Prolonged conflict, drought and rising food prices are conspiring to put people in Somalia at risk of hunger, warn a coalition of aid groups. The nearly 20 groups issued a statement yesterday to rally support before things get worse and the issue potentially becomes a more serious problem, like the 2011 famine in Somalia.
“Though the number of afflicted has declined, Somali men, women and children still need more donor commitment to funding humanitarian assistance long term. Principles of International Humanitarian law need to be upheld by all parties to the conflict, ensuring unhindered humanitarian access to populations in need to avert this imminent humanitarian crisis,” said Degan Ali, executive director of Adeso, in the release.
An update from the Famine Early Warning System Network last week said that food prices are increasing in parts of southern Somalia due to trade disruptions caused by conflict in the region. Somalia has struggled with stability for more than two decades due to recurrent sectarian violence and a campaign carried out by the al-Qaeda affiliated militant Islamist group, Al Shabaab. Disruptions in food trade mean that there are places in Somalia where food supplies are increasingly becoming limited, thus leading to rising food prices. The price of red sorghum increased by 68% from March to June in Xudur. The price of other staple crops, such as maize, have increased over the same period of time.
The warning states that conflict-affected area are seeing increases more acutely than other parts of the country. This is further complicated by the 22,400 people who were fled their homes during May and June, due to fighting. Those displaced are not only away from home, but they have to pay more money to buy food than they did before. It adds up to a worrying food security situation for the region.
More than 200,000 children under the age of 5 years old are acutely malnourished, according to the UN. Roughly two out of every three of those children live in southern and central Somalia. There are another 100,000 children who are characterized to be malnourished. Making matters worse, the government of Somalia declared that six regions of the country were suffering from a drought. It is taking steps to address the problem by launching a $500,000 drought relief fund. Aid groups, for their part, are encouraging donors to meet the $933 million humanitarian request made at the start of the year, which is presently only 27% funded.
“Responding after a food crisis costs at least three times more than taking preventive action. If we continue to ignore the warning signs, this crisis will cost donors and governments significantly more than acting now,” said Enzo Vecchio, Oxfam Somalia Country Director, in the release.
The situation in some ways resembles that of 2011. Warnings were issued early in the year of drought and the potential for famine if actions were not undertaken. Despite knowing what was coming, the international community struggled to mount a significant response until a famine was declared in July 2011. By then it was too late for many of the 200,000 Somalis that died as a result.

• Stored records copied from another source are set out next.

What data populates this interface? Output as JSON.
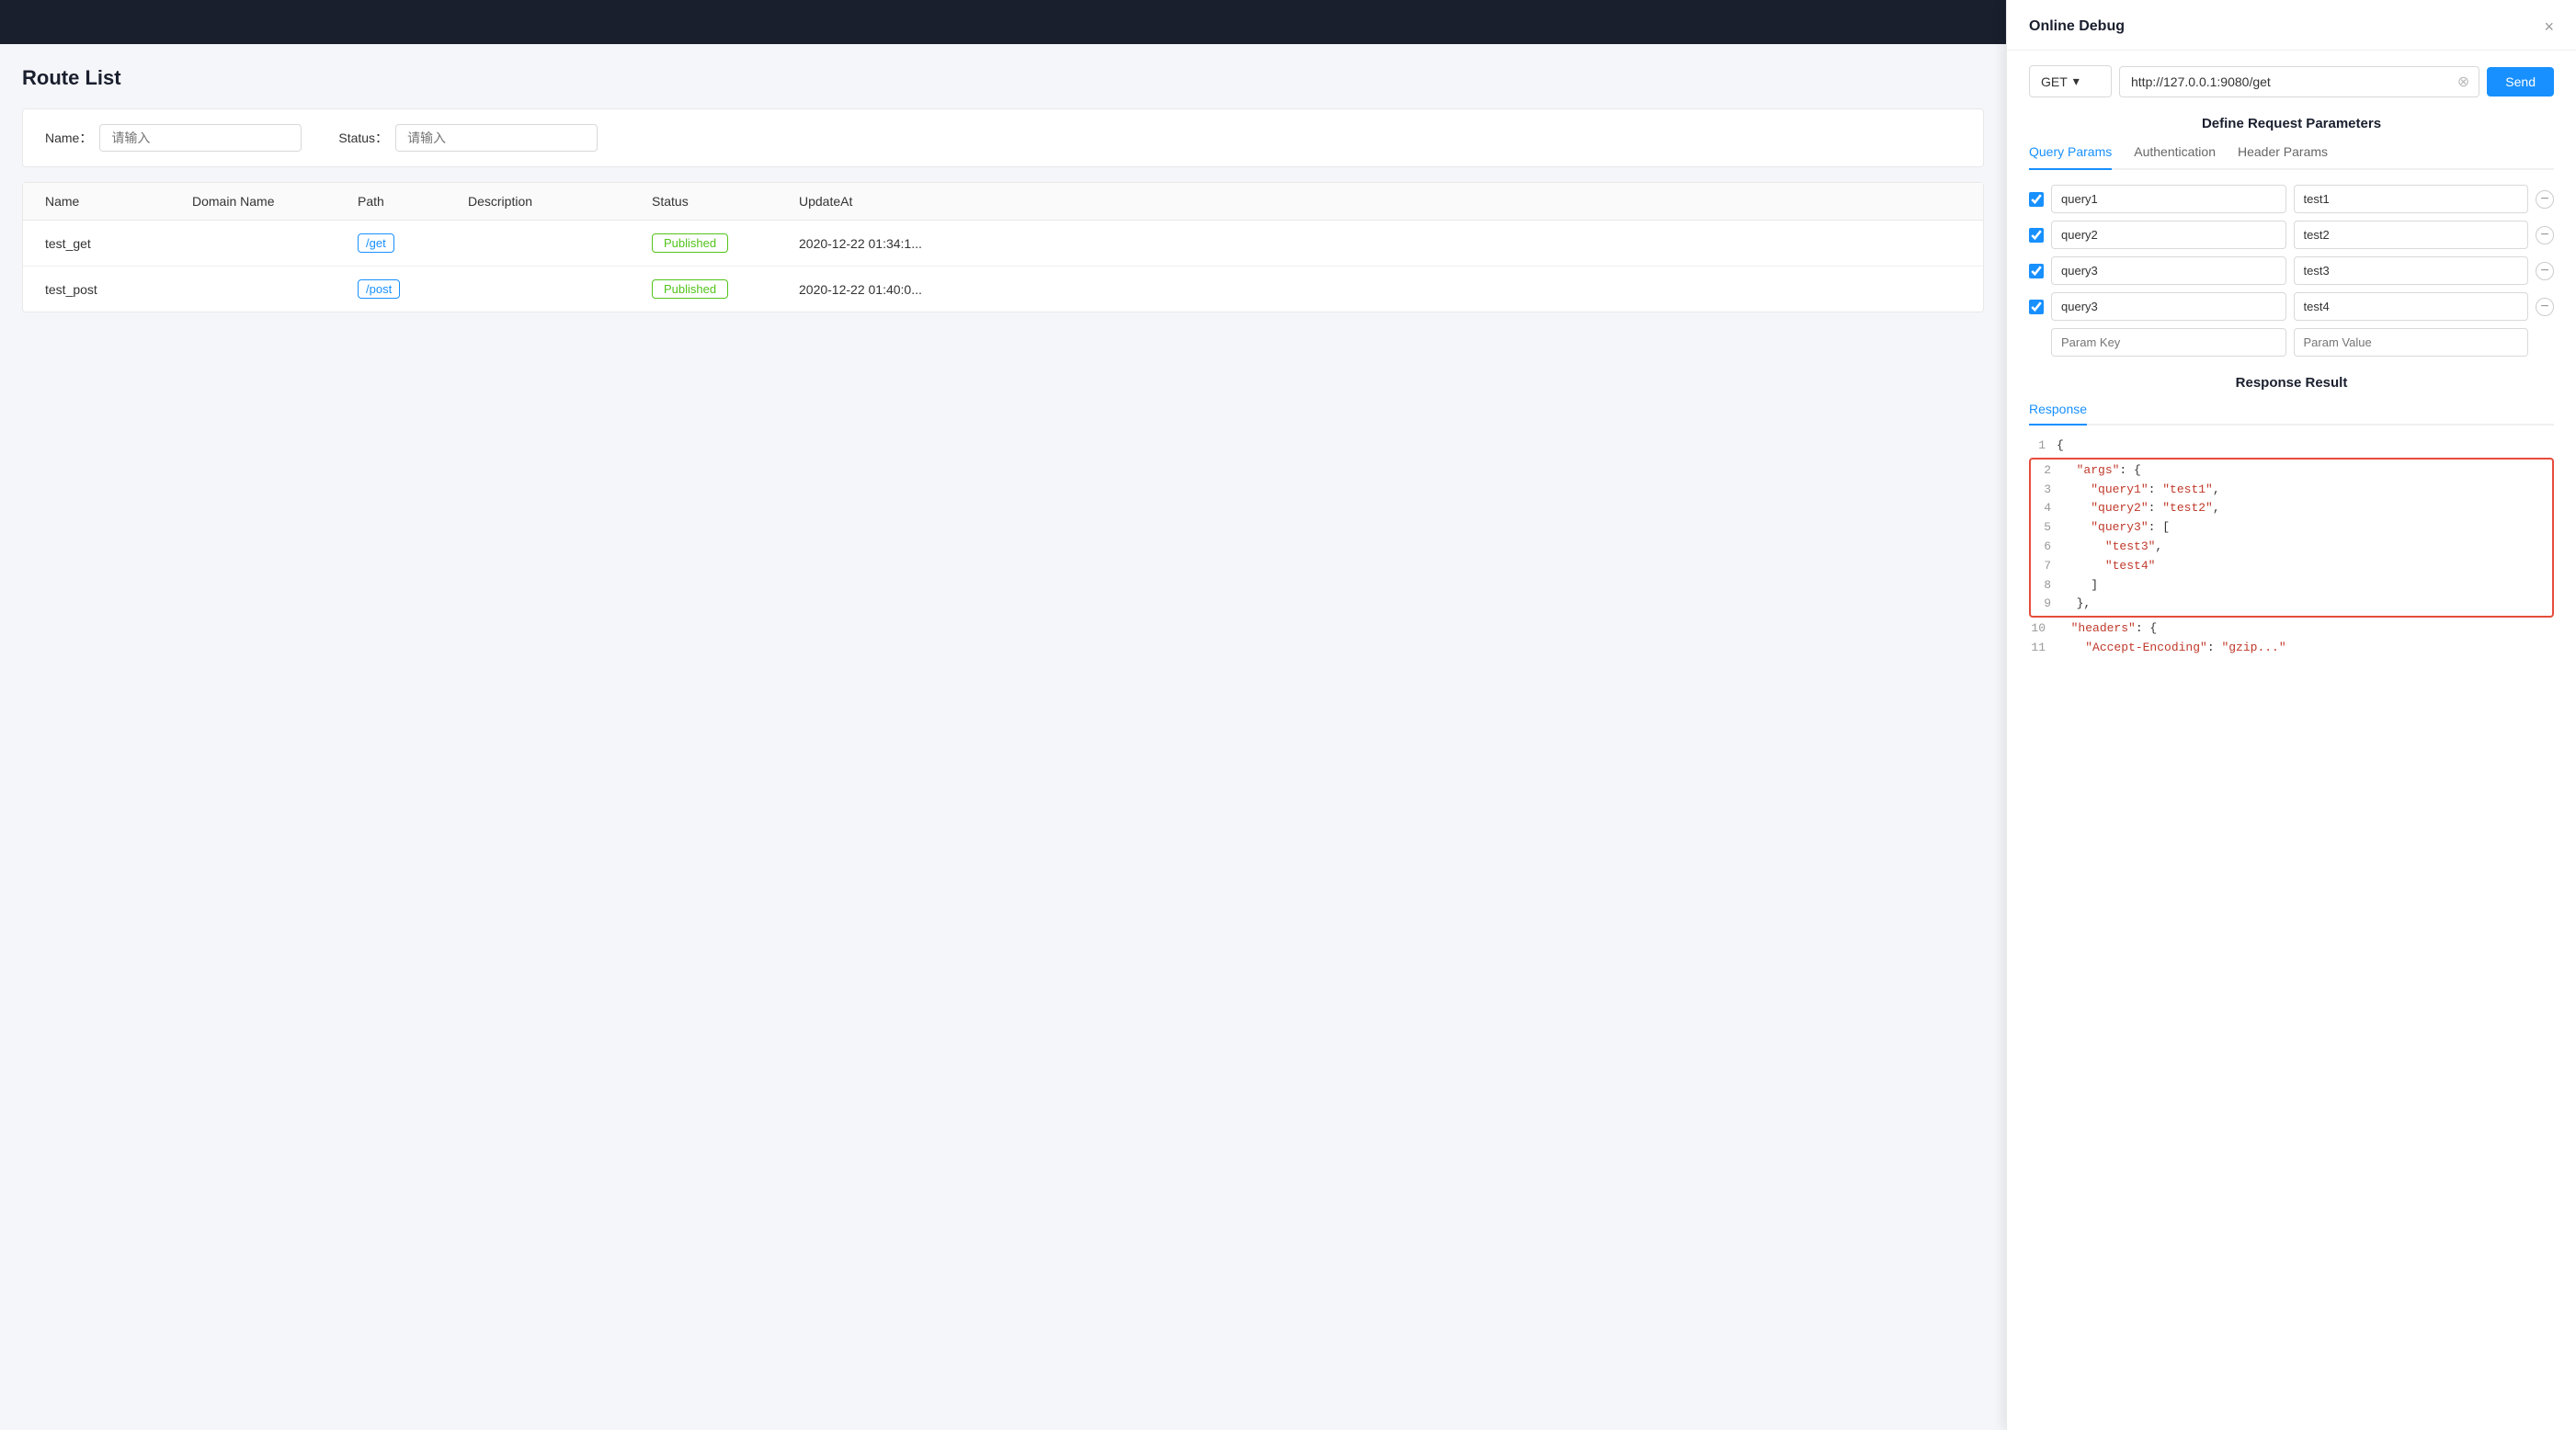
{
  "topBar": {},
  "leftPanel": {
    "pageTitle": "Route List",
    "filters": {
      "nameLabel": "Name：",
      "namePlaceholder": "请输入",
      "statusLabel": "Status：",
      "statusPlaceholder": "请输入"
    },
    "table": {
      "columns": [
        "Name",
        "Domain Name",
        "Path",
        "Description",
        "Status",
        "UpdateAt"
      ],
      "rows": [
        {
          "name": "test_get",
          "domainName": "",
          "path": "/get",
          "description": "",
          "status": "Published",
          "updateAt": "2020-12-22 01:34:1..."
        },
        {
          "name": "test_post",
          "domainName": "",
          "path": "/post",
          "description": "",
          "status": "Published",
          "updateAt": "2020-12-22 01:40:0..."
        }
      ]
    }
  },
  "rightPanel": {
    "title": "Online Debug",
    "closeIcon": "×",
    "urlBar": {
      "method": "GET",
      "url": "http://127.0.0.1:9080/get",
      "sendLabel": "Send"
    },
    "defineParams": {
      "sectionTitle": "Define Request Parameters",
      "tabs": [
        "Query Params",
        "Authentication",
        "Header Params"
      ],
      "activeTab": "Query Params",
      "params": [
        {
          "checked": true,
          "key": "query1",
          "value": "test1"
        },
        {
          "checked": true,
          "key": "query2",
          "value": "test2"
        },
        {
          "checked": true,
          "key": "query3",
          "value": "test3"
        },
        {
          "checked": true,
          "key": "query3",
          "value": "test4"
        }
      ],
      "paramKeyPlaceholder": "Param Key",
      "paramValuePlaceholder": "Param Value"
    },
    "response": {
      "sectionTitle": "Response Result",
      "activeTab": "Response",
      "codeLines": [
        {
          "ln": "1",
          "text": "{"
        },
        {
          "ln": "2",
          "text": "  \"args\": {",
          "hasRedBorder": true
        },
        {
          "ln": "3",
          "text": "    \"query1\": \"test1\","
        },
        {
          "ln": "4",
          "text": "    \"query2\": \"test2\","
        },
        {
          "ln": "5",
          "text": "    \"query3\": ["
        },
        {
          "ln": "6",
          "text": "      \"test3\","
        },
        {
          "ln": "7",
          "text": "      \"test4\""
        },
        {
          "ln": "8",
          "text": "    ]"
        },
        {
          "ln": "9",
          "text": "},"
        },
        {
          "ln": "10",
          "text": "  \"headers\": {"
        },
        {
          "ln": "11",
          "text": "    \"Accept-Encoding\": \"gzip...\""
        }
      ]
    }
  }
}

The hope is that history will not repeat itself. The warning signs are present for a potential hunger crisis. A total of eight warnings have been issued about potential issues of food insecurity in Somalia since the start of the year. If it happens, a famine can be considered man-made. Conflict has worsened an already tenuous situation and while the international community is coming up short in its support for Somalia. The tenor of the aid groups is that of optimism in regards to the possibility to avert a disaster if action is taken immediately.
“In the coming months, for the first time since the 2011 famine, we will see the number of people in food security crisis and emergency go up again, warned, Philippe Lanzzarini, the UN Resident and Humanitarian Coordinator for Somalia in early July. “We cannot let these food security warnings fall on deaf ears…Funding is urgently needed today so that aid agencies can provide food, livelihood resources, health assistance and nutritional support to people in the worst-affected areas.”